You're visiting a health clinic. Before you see the doctor, the receptionist asks you to complete a form. You've done it but had some trouble with some questions.
I'm finished filling this out, but I wasn't quite sure what to write in this section.
A "form" is a document with blank lines or boxes that you write information into. Forms were originally printed on paper, but now forms are common on the Internet. You can see them whenever you sign up for a new website and have to enter your name, email address, and other information.
To "fill out" a form means to write answers into the blank lines or boxes.
Here are some words that you can use after "fill out":
fill out an application
fill out paperwork
fill out a registration form
fill out a survey
You can use the word "finished" like this:
Call me back when you're finished eating.
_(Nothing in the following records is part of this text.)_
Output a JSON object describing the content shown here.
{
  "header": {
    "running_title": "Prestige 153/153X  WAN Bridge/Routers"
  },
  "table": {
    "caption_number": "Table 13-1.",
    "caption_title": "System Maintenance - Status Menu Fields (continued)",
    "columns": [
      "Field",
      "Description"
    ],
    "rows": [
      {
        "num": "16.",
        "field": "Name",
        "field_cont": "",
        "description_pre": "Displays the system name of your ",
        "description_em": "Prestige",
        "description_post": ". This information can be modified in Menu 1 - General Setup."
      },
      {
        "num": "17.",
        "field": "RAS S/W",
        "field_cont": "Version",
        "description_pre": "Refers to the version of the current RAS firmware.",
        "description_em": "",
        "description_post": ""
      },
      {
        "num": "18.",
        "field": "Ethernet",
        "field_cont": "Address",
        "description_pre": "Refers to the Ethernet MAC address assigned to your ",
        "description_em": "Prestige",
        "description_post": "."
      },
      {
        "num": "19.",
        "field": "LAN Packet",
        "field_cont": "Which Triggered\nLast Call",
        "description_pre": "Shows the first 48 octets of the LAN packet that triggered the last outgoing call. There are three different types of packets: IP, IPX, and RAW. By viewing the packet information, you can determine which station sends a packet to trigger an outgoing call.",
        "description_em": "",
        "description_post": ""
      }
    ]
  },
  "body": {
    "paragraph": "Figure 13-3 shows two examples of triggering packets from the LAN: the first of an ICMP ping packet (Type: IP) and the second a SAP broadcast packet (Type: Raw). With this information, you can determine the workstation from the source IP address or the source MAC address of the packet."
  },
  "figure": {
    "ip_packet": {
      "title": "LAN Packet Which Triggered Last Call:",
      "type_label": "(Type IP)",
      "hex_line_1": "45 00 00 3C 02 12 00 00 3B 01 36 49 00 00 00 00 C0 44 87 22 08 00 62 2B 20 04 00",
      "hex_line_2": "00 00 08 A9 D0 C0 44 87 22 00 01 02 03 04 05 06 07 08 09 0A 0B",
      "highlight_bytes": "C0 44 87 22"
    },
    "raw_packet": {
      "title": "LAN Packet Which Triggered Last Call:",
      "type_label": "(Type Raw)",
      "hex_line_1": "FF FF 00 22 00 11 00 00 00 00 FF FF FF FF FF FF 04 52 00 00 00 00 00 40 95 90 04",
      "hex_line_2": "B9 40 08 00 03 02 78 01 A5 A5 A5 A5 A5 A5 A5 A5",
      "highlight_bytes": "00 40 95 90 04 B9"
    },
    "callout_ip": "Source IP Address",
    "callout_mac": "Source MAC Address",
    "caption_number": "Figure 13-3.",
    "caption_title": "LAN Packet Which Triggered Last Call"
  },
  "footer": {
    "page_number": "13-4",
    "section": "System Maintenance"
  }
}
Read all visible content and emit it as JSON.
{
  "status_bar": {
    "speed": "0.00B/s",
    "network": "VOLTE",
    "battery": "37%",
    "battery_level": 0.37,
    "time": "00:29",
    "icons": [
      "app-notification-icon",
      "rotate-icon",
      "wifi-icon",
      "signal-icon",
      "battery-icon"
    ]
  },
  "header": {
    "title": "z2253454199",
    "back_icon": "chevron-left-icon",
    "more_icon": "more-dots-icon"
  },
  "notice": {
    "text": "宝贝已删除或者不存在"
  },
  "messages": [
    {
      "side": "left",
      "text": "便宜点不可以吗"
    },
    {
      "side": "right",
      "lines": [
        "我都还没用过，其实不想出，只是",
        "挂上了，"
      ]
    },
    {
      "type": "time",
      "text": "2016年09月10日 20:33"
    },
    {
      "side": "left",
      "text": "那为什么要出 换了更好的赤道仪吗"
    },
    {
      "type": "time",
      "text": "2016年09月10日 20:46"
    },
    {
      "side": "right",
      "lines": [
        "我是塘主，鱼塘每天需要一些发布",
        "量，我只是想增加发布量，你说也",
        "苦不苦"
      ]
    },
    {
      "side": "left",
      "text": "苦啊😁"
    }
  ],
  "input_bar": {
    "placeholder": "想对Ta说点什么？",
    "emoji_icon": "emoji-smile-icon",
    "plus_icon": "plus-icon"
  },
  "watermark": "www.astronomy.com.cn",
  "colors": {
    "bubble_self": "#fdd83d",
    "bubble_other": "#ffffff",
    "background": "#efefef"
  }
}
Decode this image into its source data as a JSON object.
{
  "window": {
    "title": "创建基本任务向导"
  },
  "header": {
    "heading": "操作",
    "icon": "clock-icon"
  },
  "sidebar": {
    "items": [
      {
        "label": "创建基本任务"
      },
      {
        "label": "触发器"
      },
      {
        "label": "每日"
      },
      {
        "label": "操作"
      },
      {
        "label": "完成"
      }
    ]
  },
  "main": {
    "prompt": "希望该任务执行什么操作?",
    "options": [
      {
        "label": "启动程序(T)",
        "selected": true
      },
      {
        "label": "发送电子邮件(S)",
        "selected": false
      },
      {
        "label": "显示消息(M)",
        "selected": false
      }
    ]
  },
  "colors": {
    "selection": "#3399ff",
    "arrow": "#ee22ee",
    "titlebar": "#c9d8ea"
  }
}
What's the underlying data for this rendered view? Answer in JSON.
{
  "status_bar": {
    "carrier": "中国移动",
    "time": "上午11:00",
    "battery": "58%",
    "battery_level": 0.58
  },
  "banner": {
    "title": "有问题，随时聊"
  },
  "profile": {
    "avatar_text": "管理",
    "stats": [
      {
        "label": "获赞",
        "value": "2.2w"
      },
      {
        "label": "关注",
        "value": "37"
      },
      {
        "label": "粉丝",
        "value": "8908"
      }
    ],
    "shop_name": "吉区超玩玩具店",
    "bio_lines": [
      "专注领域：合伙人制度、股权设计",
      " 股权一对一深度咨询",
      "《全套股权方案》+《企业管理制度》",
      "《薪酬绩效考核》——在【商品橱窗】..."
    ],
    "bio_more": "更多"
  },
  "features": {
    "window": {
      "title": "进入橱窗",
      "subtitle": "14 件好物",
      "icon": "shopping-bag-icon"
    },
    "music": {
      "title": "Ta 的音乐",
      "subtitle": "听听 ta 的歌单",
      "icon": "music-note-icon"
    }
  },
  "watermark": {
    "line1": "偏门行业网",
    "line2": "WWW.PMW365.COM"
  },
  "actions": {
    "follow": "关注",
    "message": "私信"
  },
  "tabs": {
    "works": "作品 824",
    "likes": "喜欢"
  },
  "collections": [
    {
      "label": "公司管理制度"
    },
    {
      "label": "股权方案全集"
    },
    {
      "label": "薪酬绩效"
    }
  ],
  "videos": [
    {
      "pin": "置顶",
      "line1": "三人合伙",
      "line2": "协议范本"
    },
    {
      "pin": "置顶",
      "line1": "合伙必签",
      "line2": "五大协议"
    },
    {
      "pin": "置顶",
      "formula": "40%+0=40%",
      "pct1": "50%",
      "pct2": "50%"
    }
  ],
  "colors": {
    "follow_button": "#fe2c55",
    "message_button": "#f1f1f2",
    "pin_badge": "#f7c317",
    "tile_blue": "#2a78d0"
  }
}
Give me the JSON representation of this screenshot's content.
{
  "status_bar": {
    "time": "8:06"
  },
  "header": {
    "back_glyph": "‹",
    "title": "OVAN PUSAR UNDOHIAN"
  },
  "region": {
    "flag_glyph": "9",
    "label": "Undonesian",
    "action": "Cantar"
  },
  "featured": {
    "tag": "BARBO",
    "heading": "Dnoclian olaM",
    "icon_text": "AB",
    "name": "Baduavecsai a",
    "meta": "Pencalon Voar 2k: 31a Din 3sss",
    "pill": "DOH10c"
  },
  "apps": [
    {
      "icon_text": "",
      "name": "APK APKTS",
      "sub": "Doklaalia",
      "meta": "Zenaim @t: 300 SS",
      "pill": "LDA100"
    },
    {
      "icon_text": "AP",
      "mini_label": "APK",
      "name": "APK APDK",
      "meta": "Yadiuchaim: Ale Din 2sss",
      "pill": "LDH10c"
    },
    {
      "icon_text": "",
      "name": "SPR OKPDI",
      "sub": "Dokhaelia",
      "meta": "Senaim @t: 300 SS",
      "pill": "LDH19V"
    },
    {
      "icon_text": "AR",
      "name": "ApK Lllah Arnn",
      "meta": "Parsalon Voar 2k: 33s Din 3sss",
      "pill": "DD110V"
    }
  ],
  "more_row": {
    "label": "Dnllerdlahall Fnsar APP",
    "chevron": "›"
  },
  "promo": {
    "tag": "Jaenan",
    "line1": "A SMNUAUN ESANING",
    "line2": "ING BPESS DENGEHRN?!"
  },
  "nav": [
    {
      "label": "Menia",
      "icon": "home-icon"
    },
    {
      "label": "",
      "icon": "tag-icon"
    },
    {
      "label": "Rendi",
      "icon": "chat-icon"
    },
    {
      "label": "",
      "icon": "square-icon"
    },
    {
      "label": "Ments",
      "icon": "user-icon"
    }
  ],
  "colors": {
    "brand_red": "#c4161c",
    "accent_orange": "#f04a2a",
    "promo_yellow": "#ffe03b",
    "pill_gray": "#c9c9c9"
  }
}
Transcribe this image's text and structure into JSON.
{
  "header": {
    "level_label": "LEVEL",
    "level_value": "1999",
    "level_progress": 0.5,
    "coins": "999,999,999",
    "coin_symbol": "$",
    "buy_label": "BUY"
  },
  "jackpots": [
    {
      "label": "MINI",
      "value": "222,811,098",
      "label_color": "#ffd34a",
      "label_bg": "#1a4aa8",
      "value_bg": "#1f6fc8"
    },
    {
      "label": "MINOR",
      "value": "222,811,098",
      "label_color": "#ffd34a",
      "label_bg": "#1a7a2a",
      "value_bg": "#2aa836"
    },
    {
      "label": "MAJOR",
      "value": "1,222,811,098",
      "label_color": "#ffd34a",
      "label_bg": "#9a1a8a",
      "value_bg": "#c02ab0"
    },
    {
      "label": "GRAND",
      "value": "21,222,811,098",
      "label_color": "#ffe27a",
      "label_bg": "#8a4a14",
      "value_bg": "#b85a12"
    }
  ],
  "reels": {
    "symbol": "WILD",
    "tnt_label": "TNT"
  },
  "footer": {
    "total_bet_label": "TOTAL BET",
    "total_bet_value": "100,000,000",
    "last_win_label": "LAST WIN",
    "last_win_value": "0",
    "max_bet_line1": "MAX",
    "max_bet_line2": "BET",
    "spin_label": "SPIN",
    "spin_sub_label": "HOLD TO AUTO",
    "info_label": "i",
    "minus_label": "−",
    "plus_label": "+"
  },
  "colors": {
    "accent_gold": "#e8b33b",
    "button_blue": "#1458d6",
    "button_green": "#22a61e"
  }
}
After you've finished filling this out, just bring it back up to the counter.
A common mistake for English learners is saying "finished to ___".
Use "I'm not quite sure..." to politely say that you don't know something. For example:
A: Where's Doug?
B: He left a few minutes ago. I'm not quite sure when he's coming back.
I'm not quite sure what I'm going to order.
"I'm not quite sure" is followed by a question word like "who", "what", "when", "where", "why", or "how".
It's also possible to follow it with "that" and then a statement, like this:
I'm not quite sure that I'm ready to start dating again.
This kind of sentence sounds a lot more formal than the ones with question words, though.
Forms like applications, registration forms, etc. have different "sections". Each section is a group of related questions.
A job application might have one section which asks for your name and address, another section where you're supposed to describe your education background, another section for your job history, and so on.